**Brief**
Send back all the data below, exactly as given.

Start of Recorded information

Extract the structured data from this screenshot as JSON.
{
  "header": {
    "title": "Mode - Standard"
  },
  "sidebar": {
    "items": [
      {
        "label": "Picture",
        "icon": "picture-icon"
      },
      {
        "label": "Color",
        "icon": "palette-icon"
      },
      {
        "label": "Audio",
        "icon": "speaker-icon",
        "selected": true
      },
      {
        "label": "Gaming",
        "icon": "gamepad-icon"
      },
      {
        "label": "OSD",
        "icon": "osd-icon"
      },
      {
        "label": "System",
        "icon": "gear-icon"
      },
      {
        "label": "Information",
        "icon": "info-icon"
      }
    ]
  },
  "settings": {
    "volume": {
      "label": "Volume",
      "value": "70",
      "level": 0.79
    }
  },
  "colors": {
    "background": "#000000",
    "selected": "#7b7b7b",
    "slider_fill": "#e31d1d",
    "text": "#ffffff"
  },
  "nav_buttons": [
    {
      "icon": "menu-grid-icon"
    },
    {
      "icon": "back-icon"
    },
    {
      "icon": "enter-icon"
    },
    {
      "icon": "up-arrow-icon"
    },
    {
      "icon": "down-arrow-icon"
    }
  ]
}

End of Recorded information

**Response to this exercise**
Extract the structured data from this screenshot as JSON.
{
  "header": {
    "title": "Mode - Standard"
  },
  "sidebar": {
    "items": [
      {
        "label": "Picture",
        "icon": "picture-icon"
      },
      {
        "label": "Color",
        "icon": "palette-icon"
      },
      {
        "label": "Audio",
        "icon": "speaker-icon",
        "selected": true
      },
      {
        "label": "Gaming",
        "icon": "gamepad-icon"
      },
      {
        "label": "OSD",
        "icon": "osd-icon"
      },
      {
        "label": "System",
        "icon": "gear-icon"
      },
      {
        "label": "Information",
        "icon": "info-icon"
      }
    ]
  },
  "settings": {
    "volume": {
      "label": "Volume",
      "value": "70",
      "level": 0.79
    }
  },
  "colors": {
    "background": "#000000",
    "selected": "#7b7b7b",
    "slider_fill": "#e31d1d",
    "text": "#ffffff"
  },
  "nav_buttons": [
    {
      "icon": "menu-grid-icon"
    },
    {
      "icon": "back-icon"
    },
    {
      "icon": "enter-icon"
    },
    {
      "icon": "up-arrow-icon"
    },
    {
      "icon": "down-arrow-icon"
    }
  ]
}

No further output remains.